Legal order usage
The pattern of legal order usage over time in Wales is particularly noteworthy. There appears to be a marked change in practice in terms of the legal orders made for both categories of very young children which appears out of sync with the ethos of the Children Act 1989, which provides a clear legal framework for the use of a wide range of orders. In 2012, care orders were made in 29% of newborn cases, however by 2018 this figure had risen sharply to 67%, with an associated decrease in the use of other orders. As mentioned earlier, Cafcass data does not currently provide information on children’s placements, and children on a care order may be placed with unrelated foster carers, with kinship carers, or at home with birth parents.
When we draw comparisons with Born into care England, there appear to be markedly different trends in the use of legal orders for newborns and infants at the close of proceedings. In England, there has also been a drop in the number of children placed for adoption, but in contrast to Wales, an increase in the use of special guardianship.
The new evidence reported here on the pattern of legal orders for newborns and the broader population of infants suggests further analysis is needed of practices in Wales concerning the increasing use of care orders, reunification and placement with family.

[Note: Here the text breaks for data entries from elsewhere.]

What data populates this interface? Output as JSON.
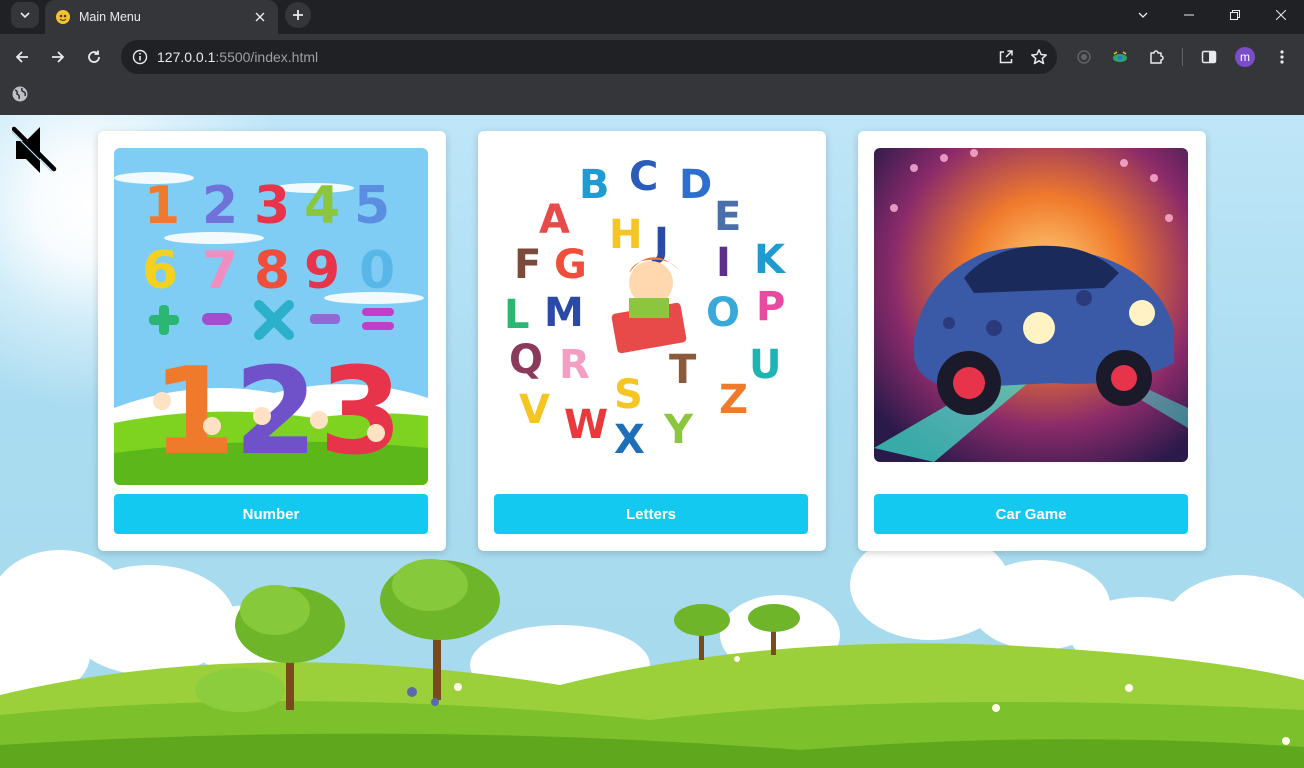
{
  "browser": {
    "tab_title": "Main Menu",
    "url_host": "127.0.0.1",
    "url_rest": ":5500/index.html",
    "profile_initial": "m"
  },
  "page": {
    "mute_icon": "speaker-muted-icon",
    "cards": [
      {
        "label": "Number",
        "image": "numbers-illustration"
      },
      {
        "label": "Letters",
        "image": "alphabet-illustration"
      },
      {
        "label": "Car Game",
        "image": "neon-car-illustration"
      }
    ],
    "colors": {
      "button": "#13c9ef",
      "card": "#ffffff",
      "sky": "#aadcf1",
      "grass": "#7cc02c"
    }
  }
}
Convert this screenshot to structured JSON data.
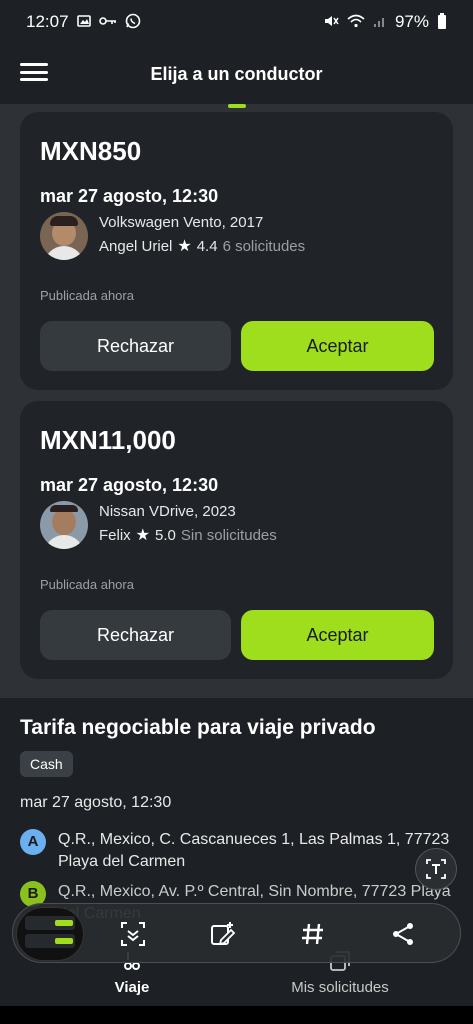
{
  "status_bar": {
    "time": "12:07",
    "battery": "97%",
    "left_icons": [
      "image-icon",
      "key-icon",
      "whatsapp-icon"
    ],
    "right_icons": [
      "mute-icon",
      "wifi-icon",
      "signal-icon",
      "battery-icon"
    ]
  },
  "header": {
    "title": "Elija a un conductor",
    "menu_icon": "hamburger-menu-icon"
  },
  "offers": [
    {
      "price": "MXN850",
      "datetime": "mar 27 agosto, 12:30",
      "vehicle": "Volkswagen Vento, 2017",
      "driver_name": "Angel Uriel",
      "rating": "4.4",
      "requests": "6 solicitudes",
      "published": "Publicada ahora",
      "reject_label": "Rechazar",
      "accept_label": "Aceptar"
    },
    {
      "price": "MXN11,000",
      "datetime": "mar 27 agosto, 12:30",
      "vehicle": "Nissan VDrive, 2023",
      "driver_name": "Felix",
      "rating": "5.0",
      "requests": "Sin solicitudes",
      "published": "Publicada ahora",
      "reject_label": "Rechazar",
      "accept_label": "Aceptar"
    }
  ],
  "trip": {
    "title": "Tarifa negociable para viaje privado",
    "payment": "Cash",
    "date": "mar 27 agosto, 12:30",
    "stops": [
      {
        "marker": "A",
        "address": "Q.R., Mexico, C. Cascanueces 1, Las Palmas 1, 77723 Playa del Carmen"
      },
      {
        "marker": "B",
        "address": "Q.R., Mexico, Av. P.º Central, Sin Nombre, 77723 Playa del Carmen"
      }
    ]
  },
  "bottom_nav": {
    "items": [
      {
        "label": "Viaje",
        "icon": "trip-icon",
        "active": true
      },
      {
        "label": "Mis solicitudes",
        "icon": "requests-icon",
        "active": false
      }
    ]
  },
  "colors": {
    "accent": "#9ede1c",
    "background": "#1d2024",
    "card": "#202428",
    "marker_a": "#6ab0f0"
  }
}
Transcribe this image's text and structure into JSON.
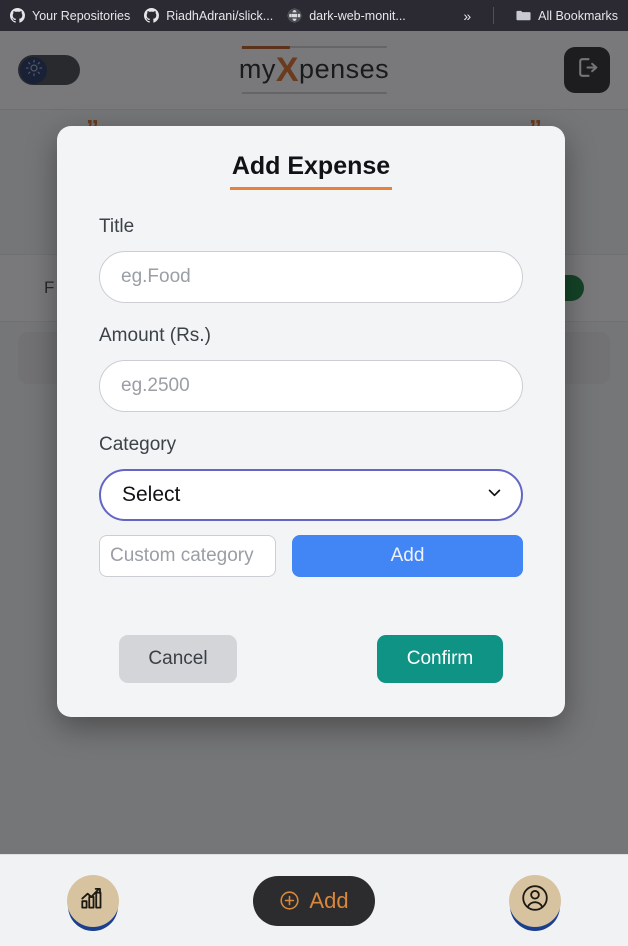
{
  "browser": {
    "bookmarks": [
      {
        "label": "Your Repositories",
        "icon": "github-icon"
      },
      {
        "label": "RiadhAdrani/slick...",
        "icon": "github-icon"
      },
      {
        "label": "dark-web-monit...",
        "icon": "globe-icon"
      }
    ],
    "overflow_label": "»",
    "all_bookmarks_label": "All Bookmarks",
    "all_bookmarks_icon": "folder-icon"
  },
  "header": {
    "theme_toggle": {
      "name": "theme-toggle",
      "state": "off",
      "icon": "sun-icon"
    },
    "brand": {
      "prefix": "my",
      "accent": "X",
      "suffix": "penses",
      "accent_color": "#d9661f"
    },
    "logout": {
      "icon": "logout-icon",
      "label": "Logout"
    }
  },
  "background": {
    "quote_mark": "”",
    "filter_text": "F",
    "toggle_color": "#0b7a35"
  },
  "modal": {
    "title": "Add Expense",
    "accent_color": "#e8813a",
    "fields": {
      "title": {
        "label": "Title",
        "value": "",
        "placeholder": "eg.Food"
      },
      "amount": {
        "label": "Amount (Rs.)",
        "value": "",
        "placeholder": "eg.2500"
      },
      "category": {
        "label": "Category",
        "selected": "Select",
        "options": [
          "Select"
        ]
      },
      "custom_category": {
        "value": "",
        "placeholder": "Custom category"
      }
    },
    "buttons": {
      "add": "Add",
      "cancel": "Cancel",
      "confirm": "Confirm"
    },
    "colors": {
      "add": "#4285f4",
      "cancel": "#d3d5d9",
      "confirm": "#0f9384",
      "select_border": "#6366c4"
    }
  },
  "bottom_nav": {
    "stats": {
      "label": "Statistics",
      "icon": "chart-growth-icon"
    },
    "add": {
      "label": "Add",
      "icon": "plus-circle-icon"
    },
    "profile": {
      "label": "Profile",
      "icon": "user-circle-icon"
    }
  }
}
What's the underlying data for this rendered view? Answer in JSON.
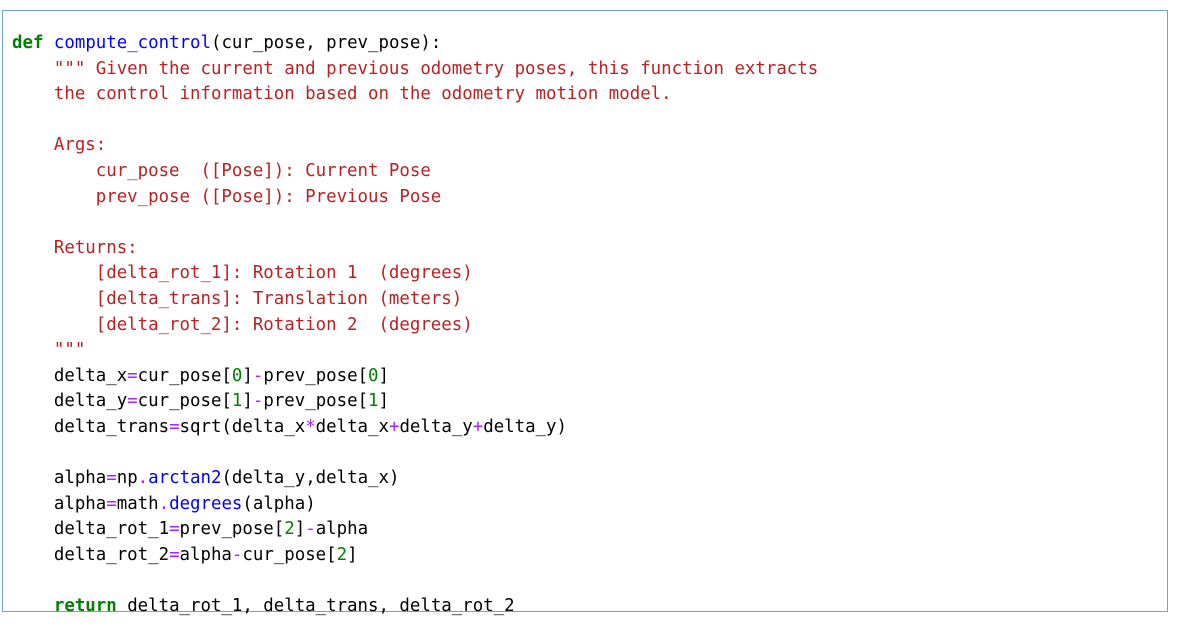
{
  "cell": {
    "lines": [
      [
        {
          "t": "def",
          "c": "kw"
        },
        {
          "t": " ",
          "c": ""
        },
        {
          "t": "compute_control",
          "c": "fn"
        },
        {
          "t": "(cur_pose, prev_pose):",
          "c": ""
        }
      ],
      [
        {
          "t": "    ",
          "c": ""
        },
        {
          "t": "\"\"\" Given the current and previous odometry poses, this function extracts",
          "c": "str"
        }
      ],
      [
        {
          "t": "    ",
          "c": ""
        },
        {
          "t": "the control information based on the odometry motion model.",
          "c": "str"
        }
      ],
      [
        {
          "t": "",
          "c": ""
        }
      ],
      [
        {
          "t": "    ",
          "c": ""
        },
        {
          "t": "Args:",
          "c": "str"
        }
      ],
      [
        {
          "t": "        ",
          "c": ""
        },
        {
          "t": "cur_pose  ([Pose]): Current Pose",
          "c": "str"
        }
      ],
      [
        {
          "t": "        ",
          "c": ""
        },
        {
          "t": "prev_pose ([Pose]): Previous Pose",
          "c": "str"
        }
      ],
      [
        {
          "t": "",
          "c": ""
        }
      ],
      [
        {
          "t": "    ",
          "c": ""
        },
        {
          "t": "Returns:",
          "c": "str"
        }
      ],
      [
        {
          "t": "        ",
          "c": ""
        },
        {
          "t": "[delta_rot_1]: Rotation 1  (degrees)",
          "c": "str"
        }
      ],
      [
        {
          "t": "        ",
          "c": ""
        },
        {
          "t": "[delta_trans]: Translation (meters)",
          "c": "str"
        }
      ],
      [
        {
          "t": "        ",
          "c": ""
        },
        {
          "t": "[delta_rot_2]: Rotation 2  (degrees)",
          "c": "str"
        }
      ],
      [
        {
          "t": "    ",
          "c": ""
        },
        {
          "t": "\"\"\"",
          "c": "str"
        }
      ],
      [
        {
          "t": "    delta_x",
          "c": ""
        },
        {
          "t": "=",
          "c": "op"
        },
        {
          "t": "cur_pose[",
          "c": ""
        },
        {
          "t": "0",
          "c": "num"
        },
        {
          "t": "]",
          "c": ""
        },
        {
          "t": "-",
          "c": "op"
        },
        {
          "t": "prev_pose[",
          "c": ""
        },
        {
          "t": "0",
          "c": "num"
        },
        {
          "t": "]",
          "c": ""
        }
      ],
      [
        {
          "t": "    delta_y",
          "c": ""
        },
        {
          "t": "=",
          "c": "op"
        },
        {
          "t": "cur_pose[",
          "c": ""
        },
        {
          "t": "1",
          "c": "num"
        },
        {
          "t": "]",
          "c": ""
        },
        {
          "t": "-",
          "c": "op"
        },
        {
          "t": "prev_pose[",
          "c": ""
        },
        {
          "t": "1",
          "c": "num"
        },
        {
          "t": "]",
          "c": ""
        }
      ],
      [
        {
          "t": "    delta_trans",
          "c": ""
        },
        {
          "t": "=",
          "c": "op"
        },
        {
          "t": "sqrt(delta_x",
          "c": ""
        },
        {
          "t": "*",
          "c": "op"
        },
        {
          "t": "delta_x",
          "c": ""
        },
        {
          "t": "+",
          "c": "op"
        },
        {
          "t": "delta_y",
          "c": ""
        },
        {
          "t": "+",
          "c": "op"
        },
        {
          "t": "delta_y)",
          "c": ""
        }
      ],
      [
        {
          "t": "",
          "c": ""
        }
      ],
      [
        {
          "t": "    alpha",
          "c": ""
        },
        {
          "t": "=",
          "c": "op"
        },
        {
          "t": "np",
          "c": ""
        },
        {
          "t": ".",
          "c": "op"
        },
        {
          "t": "arctan2",
          "c": "attr"
        },
        {
          "t": "(delta_y,delta_x)",
          "c": ""
        }
      ],
      [
        {
          "t": "    alpha",
          "c": ""
        },
        {
          "t": "=",
          "c": "op"
        },
        {
          "t": "math",
          "c": ""
        },
        {
          "t": ".",
          "c": "op"
        },
        {
          "t": "degrees",
          "c": "attr"
        },
        {
          "t": "(alpha)",
          "c": ""
        }
      ],
      [
        {
          "t": "    delta_rot_1",
          "c": ""
        },
        {
          "t": "=",
          "c": "op"
        },
        {
          "t": "prev_pose[",
          "c": ""
        },
        {
          "t": "2",
          "c": "num"
        },
        {
          "t": "]",
          "c": ""
        },
        {
          "t": "-",
          "c": "op"
        },
        {
          "t": "alpha",
          "c": ""
        }
      ],
      [
        {
          "t": "    delta_rot_2",
          "c": ""
        },
        {
          "t": "=",
          "c": "op"
        },
        {
          "t": "alpha",
          "c": ""
        },
        {
          "t": "-",
          "c": "op"
        },
        {
          "t": "cur_pose[",
          "c": ""
        },
        {
          "t": "2",
          "c": "num"
        },
        {
          "t": "]",
          "c": ""
        }
      ],
      [
        {
          "t": "",
          "c": ""
        }
      ],
      [
        {
          "t": "    ",
          "c": ""
        },
        {
          "t": "return",
          "c": "kw"
        },
        {
          "t": " delta_rot_1, delta_trans, delta_rot_2",
          "c": ""
        }
      ]
    ]
  }
}
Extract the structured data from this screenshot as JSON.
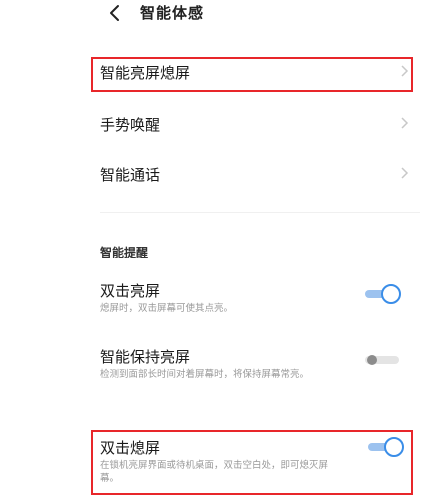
{
  "header": {
    "title": "智能体感"
  },
  "nav_items": [
    {
      "label": "智能亮屏熄屏"
    },
    {
      "label": "手势唤醒"
    },
    {
      "label": "智能通话"
    }
  ],
  "section": {
    "title": "智能提醒"
  },
  "toggles": [
    {
      "label": "双击亮屏",
      "description": "熄屏时，双击屏幕可使其点亮。",
      "state": "on"
    },
    {
      "label": "智能保持亮屏",
      "description": "检测到面部长时间对着屏幕时，将保持屏幕常亮。",
      "state": "off"
    },
    {
      "label": "双击熄屏",
      "description": "在锁机亮屏界面或待机桌面，双击空白处，即可熄灭屏幕。",
      "state": "on"
    }
  ],
  "colors": {
    "accent": "#3a8de8",
    "highlight": "#e8262a"
  },
  "icons": {
    "back": "chevron-left-icon",
    "nav": "chevron-right-icon"
  }
}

Recommendation 3: In consultation with professionals, the Nuffield Family Justice Observatory’s work will enhance understanding of the reasons behind the changing pattern of legal orders for newborns and infants at the close of proceedings, children’s placements and future trajectories.
Surfacing and spreading good practice
New and innovative practices are emerging in Wales. Systematic description and evaluation of emerging initiatives is needed to enable best practice to be evenly spread across different regions of Wales and further afield.
This report has begun to build evidence about the very youngest children in care proceedings in Wales. In addition, this is the first report to draw comparisons between Wales and England in respect of this group of children. Understanding the impact of the family justice system on newborns and infants is critical, given that decisions made for these children may either resolve safeguarding concerns and deliver permanence, or lead to very lengthy involvement in public services.
The research team have made use of valuable administrative data provided by the Children and Family Court Advisory Services Wales (Cafcass Cymru). In pioneering new statistics for Wales, the authors aim to bring research more closely in line with policy’s emphasis on effective early intervention in the lives of infants to avert developmental harm. Welsh policy and practice colleagues require a rich and differentiated picture of infants and their families in the family justice system and beyond, in order to make the best, evidence-informed decisions.
The authors would like to thank Lisa Harker at the Nuffield Family Justice Observatory; Nigel Brown, Matthew Pinnell, Matthew Wright and Lee Gerrard at Cafcass Cymru; Sally-Ann Jenkins, Head of Children and Family Services Newport; Sarah Lowe and Craiger Solomons, Administrative Data Research Unit – Wales, Welsh Government; and Dr Martin Elliott, Cascade, Cardiff University, for their support with this project. This work also builds on Born into care England (Broadhurst et al., 2018), hence we acknowledge the intellectual contribution of authors of the earlier report. In addition, we wish to thank our external reviewers for their comments on iterations of this report. Advice from our external reviewers has been exceptionally helpful in ensuring this report is accessible to a range of stakeholders. Thanks also to Chris Millan at Lancaster University for outstanding project support.
- The Centre for Child and Family Justice Research
- Lancaster University
- Population Data Science at Swansea University
- SAIL Databank